Output the data in full. Keep every word exact and exclude the pictures.

Web page and app entries:
::::::

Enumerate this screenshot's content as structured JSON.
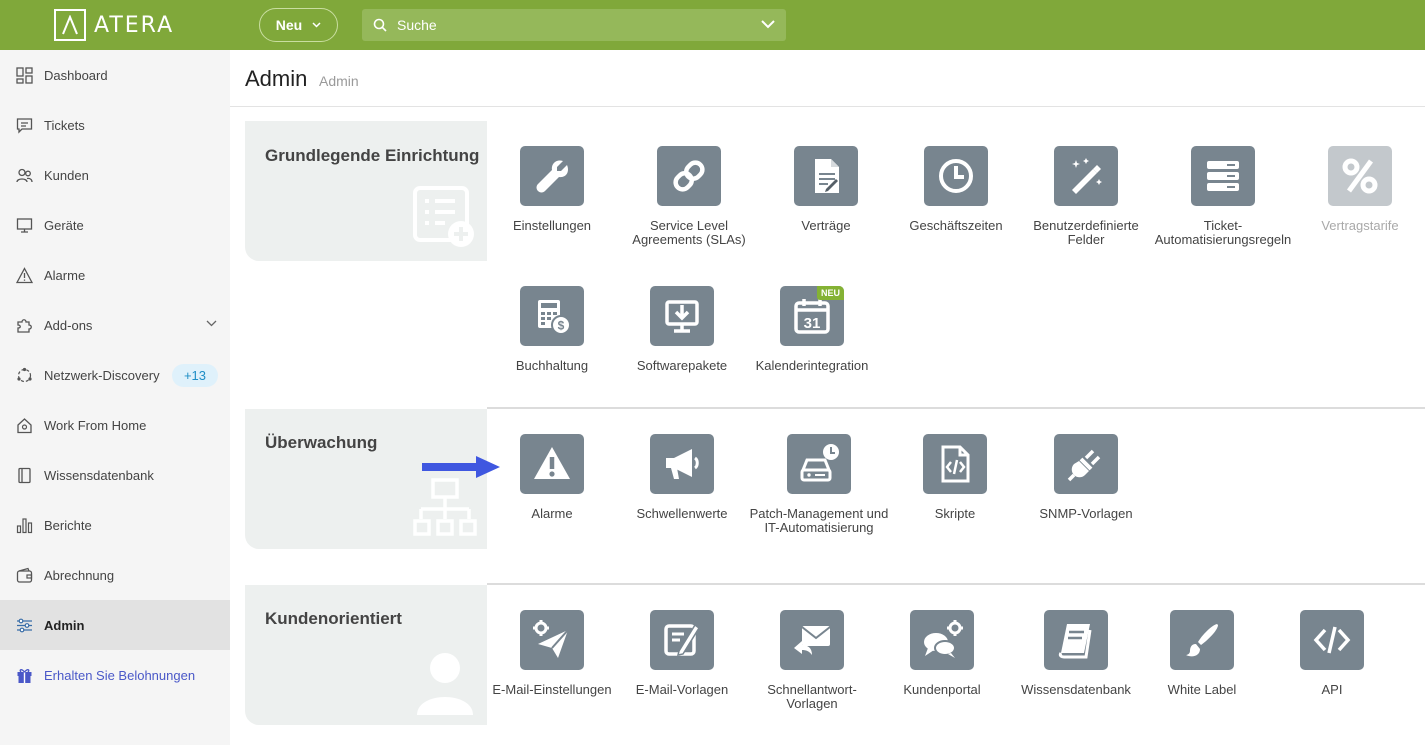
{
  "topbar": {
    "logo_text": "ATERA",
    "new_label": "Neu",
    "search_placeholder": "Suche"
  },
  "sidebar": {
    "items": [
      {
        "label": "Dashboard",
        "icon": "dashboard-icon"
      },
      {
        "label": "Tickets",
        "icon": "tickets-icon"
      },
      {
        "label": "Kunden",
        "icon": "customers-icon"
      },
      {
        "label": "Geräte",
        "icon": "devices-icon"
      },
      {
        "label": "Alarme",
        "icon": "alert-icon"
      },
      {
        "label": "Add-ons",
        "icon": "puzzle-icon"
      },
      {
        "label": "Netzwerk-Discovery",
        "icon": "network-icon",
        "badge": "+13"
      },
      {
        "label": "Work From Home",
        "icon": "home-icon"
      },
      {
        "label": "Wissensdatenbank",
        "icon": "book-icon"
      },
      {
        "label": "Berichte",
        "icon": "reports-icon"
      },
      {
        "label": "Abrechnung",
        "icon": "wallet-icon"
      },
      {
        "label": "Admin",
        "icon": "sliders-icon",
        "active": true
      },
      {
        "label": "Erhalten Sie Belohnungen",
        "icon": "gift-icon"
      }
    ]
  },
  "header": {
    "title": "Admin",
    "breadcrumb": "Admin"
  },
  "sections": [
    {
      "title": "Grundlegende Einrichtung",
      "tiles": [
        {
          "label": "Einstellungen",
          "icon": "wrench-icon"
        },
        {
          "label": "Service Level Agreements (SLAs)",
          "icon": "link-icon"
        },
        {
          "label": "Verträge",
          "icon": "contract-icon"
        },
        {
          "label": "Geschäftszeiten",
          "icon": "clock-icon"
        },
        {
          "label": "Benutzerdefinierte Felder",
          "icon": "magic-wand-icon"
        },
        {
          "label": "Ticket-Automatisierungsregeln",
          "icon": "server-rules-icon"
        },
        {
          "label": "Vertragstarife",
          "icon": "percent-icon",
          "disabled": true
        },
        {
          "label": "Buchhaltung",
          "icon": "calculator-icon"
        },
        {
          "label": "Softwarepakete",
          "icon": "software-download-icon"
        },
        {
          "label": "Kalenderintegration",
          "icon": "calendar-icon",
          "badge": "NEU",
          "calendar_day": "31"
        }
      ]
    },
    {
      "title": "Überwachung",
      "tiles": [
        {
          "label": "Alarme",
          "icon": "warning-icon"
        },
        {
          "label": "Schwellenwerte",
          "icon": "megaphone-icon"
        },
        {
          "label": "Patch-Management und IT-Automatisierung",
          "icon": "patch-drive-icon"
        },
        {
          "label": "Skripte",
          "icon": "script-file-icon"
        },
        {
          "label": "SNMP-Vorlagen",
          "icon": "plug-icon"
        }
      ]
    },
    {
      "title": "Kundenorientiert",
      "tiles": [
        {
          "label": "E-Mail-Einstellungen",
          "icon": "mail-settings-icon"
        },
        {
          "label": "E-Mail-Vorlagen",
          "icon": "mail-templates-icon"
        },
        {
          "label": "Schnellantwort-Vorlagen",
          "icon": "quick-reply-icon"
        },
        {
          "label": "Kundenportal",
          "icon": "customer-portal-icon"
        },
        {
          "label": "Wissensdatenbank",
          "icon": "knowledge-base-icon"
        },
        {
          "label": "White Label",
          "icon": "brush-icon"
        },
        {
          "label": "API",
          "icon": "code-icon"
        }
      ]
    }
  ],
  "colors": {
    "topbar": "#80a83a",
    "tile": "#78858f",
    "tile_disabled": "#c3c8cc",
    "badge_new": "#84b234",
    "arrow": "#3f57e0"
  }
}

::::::

Finished task:
Enumerate this screenshot's content as structured JSON.
{
  "topbar": {
    "logo_text": "ATERA",
    "new_label": "Neu",
    "search_placeholder": "Suche"
  },
  "sidebar": {
    "items": [
      {
        "label": "Dashboard",
        "icon": "dashboard-icon"
      },
      {
        "label": "Tickets",
        "icon": "tickets-icon"
      },
      {
        "label": "Kunden",
        "icon": "customers-icon"
      },
      {
        "label": "Geräte",
        "icon": "devices-icon"
      },
      {
        "label": "Alarme",
        "icon": "alert-icon"
      },
      {
        "label": "Add-ons",
        "icon": "puzzle-icon"
      },
      {
        "label": "Netzwerk-Discovery",
        "icon": "network-icon",
        "badge": "+13"
      },
      {
        "label": "Work From Home",
        "icon": "home-icon"
      },
      {
        "label": "Wissensdatenbank",
        "icon": "book-icon"
      },
      {
        "label": "Berichte",
        "icon": "reports-icon"
      },
      {
        "label": "Abrechnung",
        "icon": "wallet-icon"
      },
      {
        "label": "Admin",
        "icon": "sliders-icon",
        "active": true
      },
      {
        "label": "Erhalten Sie Belohnungen",
        "icon": "gift-icon"
      }
    ]
  },
  "header": {
    "title": "Admin",
    "breadcrumb": "Admin"
  },
  "sections": [
    {
      "title": "Grundlegende Einrichtung",
      "tiles": [
        {
          "label": "Einstellungen",
          "icon": "wrench-icon"
        },
        {
          "label": "Service Level Agreements (SLAs)",
          "icon": "link-icon"
        },
        {
          "label": "Verträge",
          "icon": "contract-icon"
        },
        {
          "label": "Geschäftszeiten",
          "icon": "clock-icon"
        },
        {
          "label": "Benutzerdefinierte Felder",
          "icon": "magic-wand-icon"
        },
        {
          "label": "Ticket-Automatisierungsregeln",
          "icon": "server-rules-icon"
        },
        {
          "label": "Vertragstarife",
          "icon": "percent-icon",
          "disabled": true
        },
        {
          "label": "Buchhaltung",
          "icon": "calculator-icon"
        },
        {
          "label": "Softwarepakete",
          "icon": "software-download-icon"
        },
        {
          "label": "Kalenderintegration",
          "icon": "calendar-icon",
          "badge": "NEU",
          "calendar_day": "31"
        }
      ]
    },
    {
      "title": "Überwachung",
      "tiles": [
        {
          "label": "Alarme",
          "icon": "warning-icon"
        },
        {
          "label": "Schwellenwerte",
          "icon": "megaphone-icon"
        },
        {
          "label": "Patch-Management und IT-Automatisierung",
          "icon": "patch-drive-icon"
        },
        {
          "label": "Skripte",
          "icon": "script-file-icon"
        },
        {
          "label": "SNMP-Vorlagen",
          "icon": "plug-icon"
        }
      ]
    },
    {
      "title": "Kundenorientiert",
      "tiles": [
        {
          "label": "E-Mail-Einstellungen",
          "icon": "mail-settings-icon"
        },
        {
          "label": "E-Mail-Vorlagen",
          "icon": "mail-templates-icon"
        },
        {
          "label": "Schnellantwort-Vorlagen",
          "icon": "quick-reply-icon"
        },
        {
          "label": "Kundenportal",
          "icon": "customer-portal-icon"
        },
        {
          "label": "Wissensdatenbank",
          "icon": "knowledge-base-icon"
        },
        {
          "label": "White Label",
          "icon": "brush-icon"
        },
        {
          "label": "API",
          "icon": "code-icon"
        }
      ]
    }
  ],
  "colors": {
    "topbar": "#80a83a",
    "tile": "#78858f",
    "tile_disabled": "#c3c8cc",
    "badge_new": "#84b234",
    "arrow": "#3f57e0"
  }
}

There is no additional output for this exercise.